So why should you leave a flower? First of all because findagave is a permanent record and the flower is a token of respect for the life of the person who is memorialized in that record. It says, in effect: "I know this person lived and their life was of importance to me." You may leave a note and express much, much more. You can tell why the person was important to you, profess your love for the person, address them personally ("I miss you so much, Mother") or recite an incident ("I remember when you built a sled for me..."). Leaving flowers is the digital equivalent of sending flowers to a funeral and signing the guest register. EXCEPT that the digital flowers are FREE and PERMANENT. (check back in 75 years and verify) The flowers you sent to the funeral were expensive and went ito the garbage can shortly after the funeral. If some of you are scared off by findagrave's requirement that you register before posting.... don't be! They won't try to sell you anthing and no salesman will call. The registration is merely to prevent obscenities and objectionable material from being posted. Your user name will appear alongside the flower picture and it WILL leave a trail to your "Contributor Page" where you can leave as much (or as little) info as you wish to provide and where persons following the digital trail can leave messages for you. That linkage is an excellent way to find long-lost cousins and to have them find you.
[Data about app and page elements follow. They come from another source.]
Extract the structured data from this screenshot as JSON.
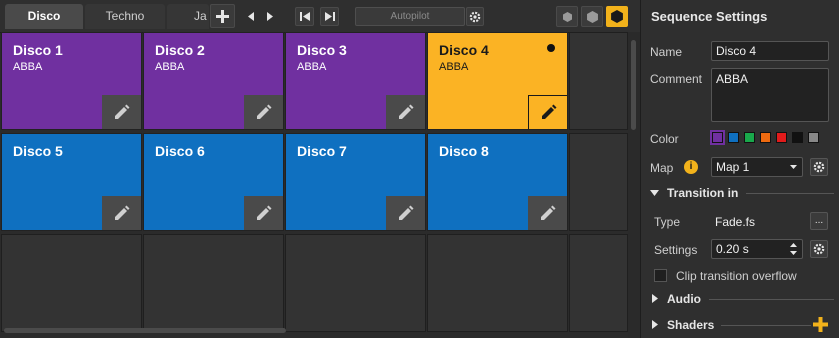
{
  "tabs": [
    {
      "label": "Disco",
      "active": true
    },
    {
      "label": "Techno",
      "active": false
    },
    {
      "label": "Ja",
      "active": false
    }
  ],
  "toolbar": {
    "autopilot_label": "Autopilot",
    "icons": [
      "plus-icon",
      "arrow-left-icon",
      "arrow-right-icon",
      "skip-back-icon",
      "skip-forward-icon",
      "gear-icon",
      "hexagon-small-icon",
      "hexagon-medium-icon",
      "hexagon-large-icon"
    ]
  },
  "sequences": [
    {
      "title": "Disco 1",
      "subtitle": "ABBA",
      "color": "#7030a0"
    },
    {
      "title": "Disco 2",
      "subtitle": "ABBA",
      "color": "#7030a0"
    },
    {
      "title": "Disco 3",
      "subtitle": "ABBA",
      "color": "#7030a0"
    },
    {
      "title": "Disco 4",
      "subtitle": "ABBA",
      "color": "#fbb324",
      "selected": true
    },
    {
      "title": "Disco 5",
      "subtitle": "",
      "color": "#0f70c0"
    },
    {
      "title": "Disco 6",
      "subtitle": "",
      "color": "#0f70c0"
    },
    {
      "title": "Disco 7",
      "subtitle": "",
      "color": "#0f70c0"
    },
    {
      "title": "Disco 8",
      "subtitle": "",
      "color": "#0f70c0"
    }
  ],
  "panel": {
    "title": "Sequence Settings",
    "name_label": "Name",
    "name_value": "Disco 4",
    "comment_label": "Comment",
    "comment_value": "ABBA",
    "color_label": "Color",
    "colors": [
      "#7030a0",
      "#0f70c0",
      "#19a84b",
      "#ee6a10",
      "#e21b1b",
      "#111111",
      "#888888"
    ],
    "map_label": "Map",
    "map_value": "Map 1",
    "transition_in_header": "Transition in",
    "type_label": "Type",
    "type_value": "Fade.fs",
    "type_button": "...",
    "settings_label": "Settings",
    "settings_value": "0.20 s",
    "clip_label": "Clip transition overflow",
    "audio_header": "Audio",
    "shaders_header": "Shaders"
  },
  "accent": "#f2b21b"
}
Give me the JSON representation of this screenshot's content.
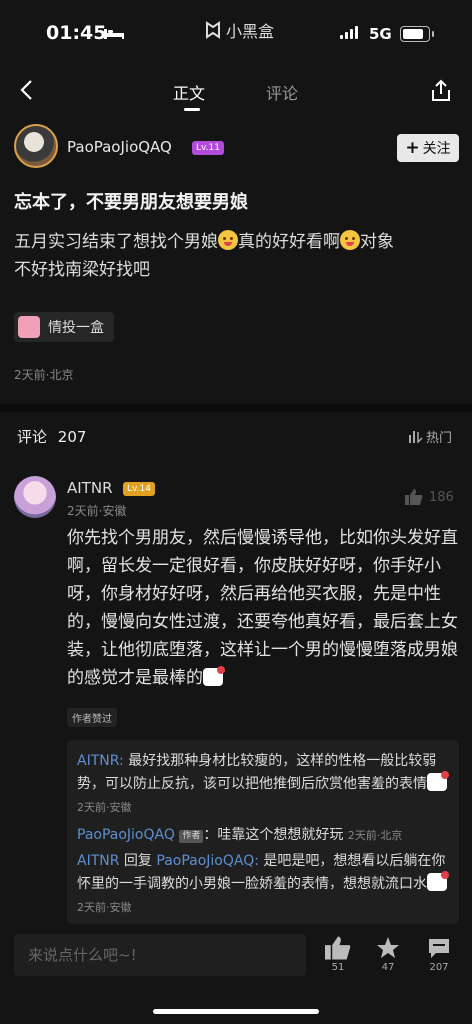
{
  "status_bar": {
    "time": "01:45",
    "app_name": "小黑盒",
    "network": "5G"
  },
  "nav": {
    "tabs": [
      {
        "label": "正文"
      },
      {
        "label": "评论"
      }
    ]
  },
  "post": {
    "author": {
      "name": "PaoPaoJioQAQ",
      "level": "Lv.11",
      "level_color": "#b04cd8"
    },
    "follow_label": "关注",
    "title": "忘本了，不要男朋友想要男娘",
    "body_line1_a": "五月实习结束了想找个男娘",
    "body_line1_b": "真的好好看啊",
    "body_line1_c": "对象",
    "body_line2": "不好找南梁好找吧",
    "topic": "情投一盒",
    "meta": "2天前·北京"
  },
  "comments": {
    "title": "评论",
    "count": "207",
    "sort_label": "热门",
    "items": [
      {
        "name": "AITNR",
        "level": "Lv.14",
        "level_color": "#e0a020",
        "meta": "2天前·安徽",
        "likes": "186",
        "text": "你先找个男朋友，然后慢慢诱导他，比如你头发好直啊，留长发一定很好看，你皮肤好好呀，你手好小呀，你身材好好呀，然后再给他买衣服，先是中性的，慢慢向女性过渡，还要夸他真好看，最后套上女装，让他彻底堕落，这样让一个男的慢慢堕落成男娘的感觉才是最棒的",
        "liked_by_author": "作者赞过",
        "replies": [
          {
            "name": "AITNR:",
            "text": " 最好找那种身材比较瘦的，这样的性格一般比较弱势，可以防止反抗，该可以把他推倒后欣赏他害羞的表情",
            "meta": "2天前·安徽"
          },
          {
            "name": "PaoPaoJioQAQ",
            "author_tag": "作者",
            "text": "：哇靠这个想想就好玩",
            "meta": "2天前·北京"
          },
          {
            "name": "AITNR",
            "reply_word": " 回复 ",
            "target": "PaoPaoJioQAQ:",
            "text": " 是吧是吧，想想看以后躺在你怀里的一手调教的小男娘一脸娇羞的表情，想想就流口水",
            "meta": "2天前·安徽"
          }
        ]
      }
    ]
  },
  "bottom_bar": {
    "input_placeholder": "来说点什么吧~!",
    "likes": "51",
    "stars": "47",
    "comments": "207"
  }
}
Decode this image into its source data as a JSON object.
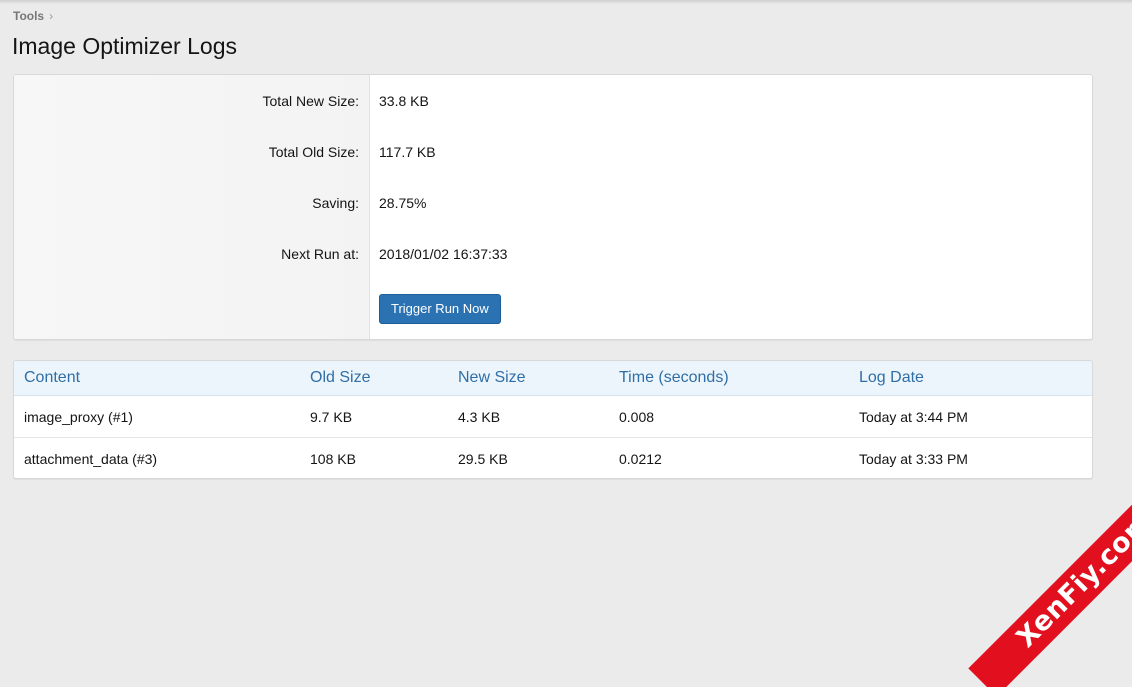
{
  "breadcrumb": {
    "item": "Tools",
    "separator": "›"
  },
  "page_title": "Image Optimizer Logs",
  "summary": {
    "total_new_size_label": "Total New Size:",
    "total_new_size_value": "33.8 KB",
    "total_old_size_label": "Total Old Size:",
    "total_old_size_value": "117.7 KB",
    "saving_label": "Saving:",
    "saving_value": "28.75%",
    "next_run_label": "Next Run at:",
    "next_run_value": "2018/01/02 16:37:33",
    "trigger_button": "Trigger Run Now"
  },
  "table": {
    "headers": [
      "Content",
      "Old Size",
      "New Size",
      "Time (seconds)",
      "Log Date"
    ],
    "rows": [
      [
        "image_proxy (#1)",
        "9.7 KB",
        "4.3 KB",
        "0.008",
        "Today at 3:44 PM"
      ],
      [
        "attachment_data (#3)",
        "108 KB",
        "29.5 KB",
        "0.0212",
        "Today at 3:33 PM"
      ]
    ]
  },
  "watermark": "XenFiy.com",
  "colors": {
    "accent": "#2b72b3",
    "header_text": "#2f6ea6",
    "watermark_bg": "#e2101e"
  }
}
Let me give you an example: Martha Virginia Metcalf Grosvenor , my Aunt Martha, spouse of Fred Grosvenor. She was the mother of 12 children. I knew her, her spouse, and the 5 sons and 3 daughters who grew to adulthood. I knew a bunch of her grand children and I now communicate with some of her great-grand-children. How many decendendents might she have? Yet a visit to her memorial gives no indication that ANYONE cared or remembered! Her children have all died.
Or go find little George Cotton, son of Abigail Grosvenor Cotton who died in Buffalo, New York in 1794 at age 21 months and lay in his grave for 218 years before a Grosvenor (me) visited him.
Remember.... if you don't visit other peoples' graves they more than likely won't visit yours.